◆ EXERCISE INSTRUCTIONS:
Below are some entries; can you quote all of them exactly?
-- RECORDS PROVIDED follows --
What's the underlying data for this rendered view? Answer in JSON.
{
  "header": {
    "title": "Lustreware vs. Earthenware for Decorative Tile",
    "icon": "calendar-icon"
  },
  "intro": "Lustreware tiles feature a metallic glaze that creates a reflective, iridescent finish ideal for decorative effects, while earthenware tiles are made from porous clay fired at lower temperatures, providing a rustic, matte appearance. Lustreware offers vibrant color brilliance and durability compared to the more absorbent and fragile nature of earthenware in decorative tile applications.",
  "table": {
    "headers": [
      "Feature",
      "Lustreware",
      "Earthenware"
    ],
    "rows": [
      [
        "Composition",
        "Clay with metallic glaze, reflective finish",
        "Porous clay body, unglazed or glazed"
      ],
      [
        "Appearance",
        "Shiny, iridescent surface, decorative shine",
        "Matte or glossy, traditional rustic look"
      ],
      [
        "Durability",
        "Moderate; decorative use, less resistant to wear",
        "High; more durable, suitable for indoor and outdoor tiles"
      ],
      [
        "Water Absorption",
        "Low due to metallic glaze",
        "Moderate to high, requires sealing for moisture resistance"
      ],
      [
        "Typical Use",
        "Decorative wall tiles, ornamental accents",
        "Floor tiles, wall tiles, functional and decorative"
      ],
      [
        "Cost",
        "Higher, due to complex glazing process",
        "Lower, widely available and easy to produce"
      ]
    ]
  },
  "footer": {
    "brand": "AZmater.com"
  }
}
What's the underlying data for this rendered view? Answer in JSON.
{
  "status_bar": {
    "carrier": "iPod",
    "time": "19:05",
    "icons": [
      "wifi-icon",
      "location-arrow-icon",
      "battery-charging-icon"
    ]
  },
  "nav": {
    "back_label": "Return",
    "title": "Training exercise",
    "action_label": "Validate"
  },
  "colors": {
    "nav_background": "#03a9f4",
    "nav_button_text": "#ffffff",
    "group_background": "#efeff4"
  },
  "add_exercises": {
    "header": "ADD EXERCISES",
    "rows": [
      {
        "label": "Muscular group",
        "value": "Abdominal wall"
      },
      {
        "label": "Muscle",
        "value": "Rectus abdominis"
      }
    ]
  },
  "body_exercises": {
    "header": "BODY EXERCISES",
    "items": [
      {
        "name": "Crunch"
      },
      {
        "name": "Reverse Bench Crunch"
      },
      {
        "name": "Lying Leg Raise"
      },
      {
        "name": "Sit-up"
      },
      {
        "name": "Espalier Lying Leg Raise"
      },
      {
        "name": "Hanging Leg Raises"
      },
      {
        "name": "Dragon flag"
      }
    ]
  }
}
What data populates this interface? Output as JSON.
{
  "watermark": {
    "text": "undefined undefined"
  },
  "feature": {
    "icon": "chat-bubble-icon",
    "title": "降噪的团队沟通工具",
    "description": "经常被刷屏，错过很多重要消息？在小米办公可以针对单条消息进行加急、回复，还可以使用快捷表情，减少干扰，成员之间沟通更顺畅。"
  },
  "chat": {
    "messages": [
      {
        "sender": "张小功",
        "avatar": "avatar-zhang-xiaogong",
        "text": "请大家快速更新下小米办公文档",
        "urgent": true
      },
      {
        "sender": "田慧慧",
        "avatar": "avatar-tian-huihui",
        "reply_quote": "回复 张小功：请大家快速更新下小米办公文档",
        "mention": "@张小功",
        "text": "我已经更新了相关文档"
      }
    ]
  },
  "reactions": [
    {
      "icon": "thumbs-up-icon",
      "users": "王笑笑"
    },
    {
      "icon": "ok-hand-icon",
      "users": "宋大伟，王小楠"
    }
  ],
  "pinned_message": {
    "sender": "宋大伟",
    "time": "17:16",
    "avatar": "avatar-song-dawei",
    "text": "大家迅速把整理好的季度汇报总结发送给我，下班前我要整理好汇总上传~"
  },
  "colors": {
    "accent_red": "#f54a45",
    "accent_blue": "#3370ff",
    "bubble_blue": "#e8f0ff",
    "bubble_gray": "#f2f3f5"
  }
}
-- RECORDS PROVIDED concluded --
◆ EXERCISE OUTPUT:
What's the underlying data for this rendered view? Answer in JSON.
{
  "header": {
    "title": "Lustreware vs. Earthenware for Decorative Tile",
    "icon": "calendar-icon"
  },
  "intro": "Lustreware tiles feature a metallic glaze that creates a reflective, iridescent finish ideal for decorative effects, while earthenware tiles are made from porous clay fired at lower temperatures, providing a rustic, matte appearance. Lustreware offers vibrant color brilliance and durability compared to the more absorbent and fragile nature of earthenware in decorative tile applications.",
  "table": {
    "headers": [
      "Feature",
      "Lustreware",
      "Earthenware"
    ],
    "rows": [
      [
        "Composition",
        "Clay with metallic glaze, reflective finish",
        "Porous clay body, unglazed or glazed"
      ],
      [
        "Appearance",
        "Shiny, iridescent surface, decorative shine",
        "Matte or glossy, traditional rustic look"
      ],
      [
        "Durability",
        "Moderate; decorative use, less resistant to wear",
        "High; more durable, suitable for indoor and outdoor tiles"
      ],
      [
        "Water Absorption",
        "Low due to metallic glaze",
        "Moderate to high, requires sealing for moisture resistance"
      ],
      [
        "Typical Use",
        "Decorative wall tiles, ornamental accents",
        "Floor tiles, wall tiles, functional and decorative"
      ],
      [
        "Cost",
        "Higher, due to complex glazing process",
        "Lower, widely available and easy to produce"
      ]
    ]
  },
  "footer": {
    "brand": "AZmater.com"
  }
}
What's the underlying data for this rendered view? Answer in JSON.
{
  "status_bar": {
    "carrier": "iPod",
    "time": "19:05",
    "icons": [
      "wifi-icon",
      "location-arrow-icon",
      "battery-charging-icon"
    ]
  },
  "nav": {
    "back_label": "Return",
    "title": "Training exercise",
    "action_label": "Validate"
  },
  "colors": {
    "nav_background": "#03a9f4",
    "nav_button_text": "#ffffff",
    "group_background": "#efeff4"
  },
  "add_exercises": {
    "header": "ADD EXERCISES",
    "rows": [
      {
        "label": "Muscular group",
        "value": "Abdominal wall"
      },
      {
        "label": "Muscle",
        "value": "Rectus abdominis"
      }
    ]
  },
  "body_exercises": {
    "header": "BODY EXERCISES",
    "items": [
      {
        "name": "Crunch"
      },
      {
        "name": "Reverse Bench Crunch"
      },
      {
        "name": "Lying Leg Raise"
      },
      {
        "name": "Sit-up"
      },
      {
        "name": "Espalier Lying Leg Raise"
      },
      {
        "name": "Hanging Leg Raises"
      },
      {
        "name": "Dragon flag"
      }
    ]
  }
}
What data populates this interface? Output as JSON.
{
  "watermark": {
    "text": "undefined undefined"
  },
  "feature": {
    "icon": "chat-bubble-icon",
    "title": "降噪的团队沟通工具",
    "description": "经常被刷屏，错过很多重要消息？在小米办公可以针对单条消息进行加急、回复，还可以使用快捷表情，减少干扰，成员之间沟通更顺畅。"
  },
  "chat": {
    "messages": [
      {
        "sender": "张小功",
        "avatar": "avatar-zhang-xiaogong",
        "text": "请大家快速更新下小米办公文档",
        "urgent": true
      },
      {
        "sender": "田慧慧",
        "avatar": "avatar-tian-huihui",
        "reply_quote": "回复 张小功：请大家快速更新下小米办公文档",
        "mention": "@张小功",
        "text": "我已经更新了相关文档"
      }
    ]
  },
  "reactions": [
    {
      "icon": "thumbs-up-icon",
      "users": "王笑笑"
    },
    {
      "icon": "ok-hand-icon",
      "users": "宋大伟，王小楠"
    }
  ],
  "pinned_message": {
    "sender": "宋大伟",
    "time": "17:16",
    "avatar": "avatar-song-dawei",
    "text": "大家迅速把整理好的季度汇报总结发送给我，下班前我要整理好汇总上传~"
  },
  "colors": {
    "accent_red": "#f54a45",
    "accent_blue": "#3370ff",
    "bubble_blue": "#e8f0ff",
    "bubble_gray": "#f2f3f5"
  }
}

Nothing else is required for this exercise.